Sharon Workman said about seven of her friends have lost their jobs because the Macon Transit Authority kept getting them to work late.
“Sometimes we’ll be trying to get to work and the bus breaks down.” she said.
But the authority’s pushing to get a dozen new buses, replacing about half the fleet. By early next spring, said general manager Rick Jones, the system could have a new look, a new feel — and the reliability critical to keeping passengers.
“What it’ll do, if it does nothing else, it’ll allow us to do what we say we’re going to do,” Jones said. “Right now, you can’t depend on us to get you to your job.”
That would be welcome relief to Zutredia Hawkins, who said she was sometimes late to work twice a week because of bus problems. One morning just a few weeks ago, her bus kept shutting down.

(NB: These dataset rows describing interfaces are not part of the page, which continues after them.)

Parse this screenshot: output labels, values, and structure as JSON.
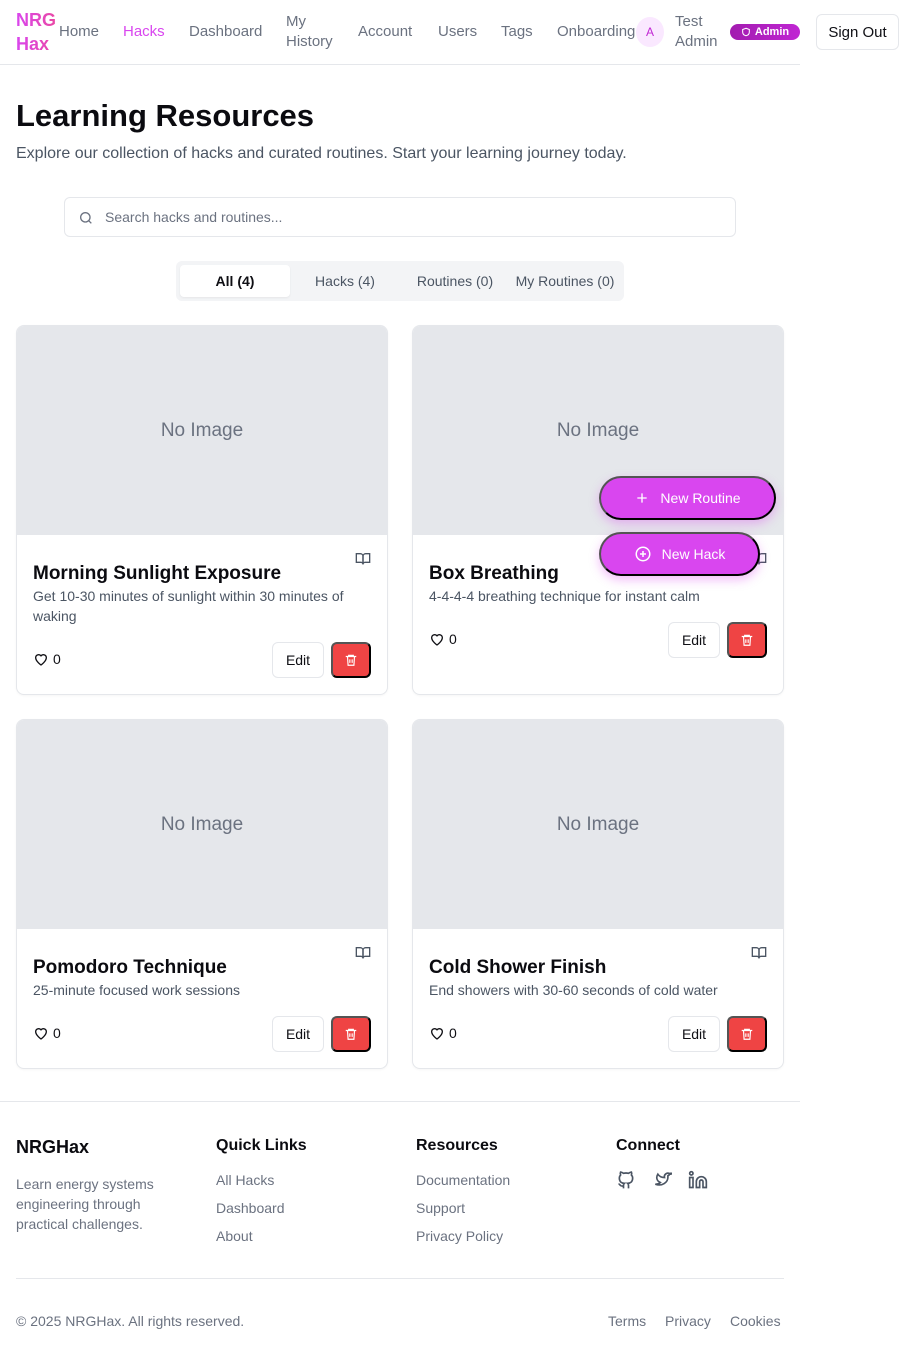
{
  "header": {
    "logo": "NRG Hax",
    "nav": [
      "Home",
      "Hacks",
      "Dashboard",
      "My History",
      "Account",
      "Users",
      "Tags",
      "Onboarding"
    ],
    "active_nav": "Hacks",
    "avatar_initial": "A",
    "user_name": "Test Admin",
    "admin_badge": "Admin",
    "sign_out": "Sign Out",
    "brand_color": "#d946ef"
  },
  "hero": {
    "title": "Learning Resources",
    "subtitle": "Explore our collection of hacks and curated routines. Start your learning journey today."
  },
  "search": {
    "placeholder": "Search hacks and routines...",
    "value": ""
  },
  "tabs": [
    {
      "label": "All (4)",
      "active": true
    },
    {
      "label": "Hacks (4)",
      "active": false
    },
    {
      "label": "Routines (0)",
      "active": false
    },
    {
      "label": "My Routines (0)",
      "active": false
    }
  ],
  "cards": [
    {
      "image_text": "No Image",
      "title": "Morning Sunlight Exposure",
      "description": "Get 10-30 minutes of sunlight within 30 minutes of waking",
      "likes": "0",
      "edit": "Edit"
    },
    {
      "image_text": "No Image",
      "title": "Box Breathing",
      "description": "4-4-4-4 breathing technique for instant calm",
      "likes": "0",
      "edit": "Edit"
    },
    {
      "image_text": "No Image",
      "title": "Pomodoro Technique",
      "description": "25-minute focused work sessions",
      "likes": "0",
      "edit": "Edit"
    },
    {
      "image_text": "No Image",
      "title": "Cold Shower Finish",
      "description": "End showers with 30-60 seconds of cold water",
      "likes": "0",
      "edit": "Edit"
    }
  ],
  "fab": {
    "new_routine": "New Routine",
    "new_hack": "New Hack"
  },
  "footer": {
    "brand": "NRGHax",
    "tagline": "Learn energy systems engineering through practical challenges.",
    "quick_links": {
      "heading": "Quick Links",
      "links": [
        "All Hacks",
        "Dashboard",
        "About"
      ]
    },
    "resources": {
      "heading": "Resources",
      "links": [
        "Documentation",
        "Support",
        "Privacy Policy"
      ]
    },
    "connect": {
      "heading": "Connect",
      "icons": [
        "github-icon",
        "twitter-icon",
        "linkedin-icon"
      ]
    },
    "copyright": "© 2025 NRGHax. All rights reserved.",
    "legal": [
      "Terms",
      "Privacy",
      "Cookies"
    ]
  },
  "colors": {
    "danger": "#ef4444",
    "accent": "#d946ef",
    "muted": "#6b7280"
  }
}
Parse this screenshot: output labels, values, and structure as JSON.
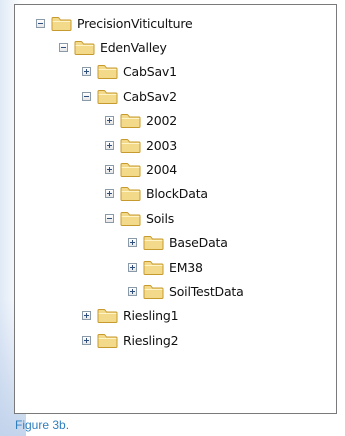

The city has 29 traditional transit buses now, all expected to last 12 years. The new buses, called cutaway buses, look like a larger version of a church bus or hotel shuttle van. The cutaway is meant to last five to seven years — half the life span of a traditional bus, but it could be replaced twice as often. They also cost about $107,000 — a third of the price of a traditional bus, Jones said. They’re slightly smaller but hold about the same number of passengers.
Many of the existing transit buses were built by a Mexican company that has since gone out of business, making it difficult to find parts and technical support, said Michael Westbrooks, maintenance superintendent. He’s excited that cutaway buses could be coming, bringing a fresh look and needed reliability to the city.
“I would love that,” he said. “That would be a proud day for me and a proud day for Macon.”
The transit authority now shares space with other city vehicles in a maintenance yard that’s kept bu-stling. Friday, a worker quickly repaired a broken door hinge to get a bus back on the road. But Bus 577 went back on the road with two maintenance doors clamped shut with wire ties, three shattered windows, floor tiles coming off and 527,287 miles on the odometer.
Jones said he hopes to soon get clearance from the state to collect federal money needed to buy the new buses. He wants to get about 10 cutaway buses and two traditional buses, which together would replace nearly half of the city’s fleet.
Hawkins said she’d love some new buses. She’s tired of getting wet on a Houston Avenue bus with a leaky roof.
“When it rains, it’s raining on the inside. The water drips on the seats,” she said. “They take our money, but (passengers) get half the service, because half don’t have air” conditioning.
Jones said problems such as those could be solved with new buses. The new vehicles also could usher in a new paint scheme for the transit authority.
New buses could let the transit authority take a fresh look at its routes. It raised fares and cut service last year because of financial woes.
Craig Ross, vice chairman of the authority, said the cutaway buses may solve long-standing problems.
“Those buses have to be out on time every morning,” he said. “And believe me, they’re Band-Aided. If they break down, it puts us in a real bad situation with our customers.”
Federal statistics from 2007 show that in a typical week, Macon Transit buses had at least one mechanical failure in a week and four other kinds of failures. Ross said Macon Transit customers get in trouble at work when they’re late because of bus problems. Curing that may solve some of the system’s other problems.
“We’ll be the first to admit: Customer service, it’s been bad,” he said. “And that’s been hurting ridership.”
To contact writer Mike Stucka, call 744-4251.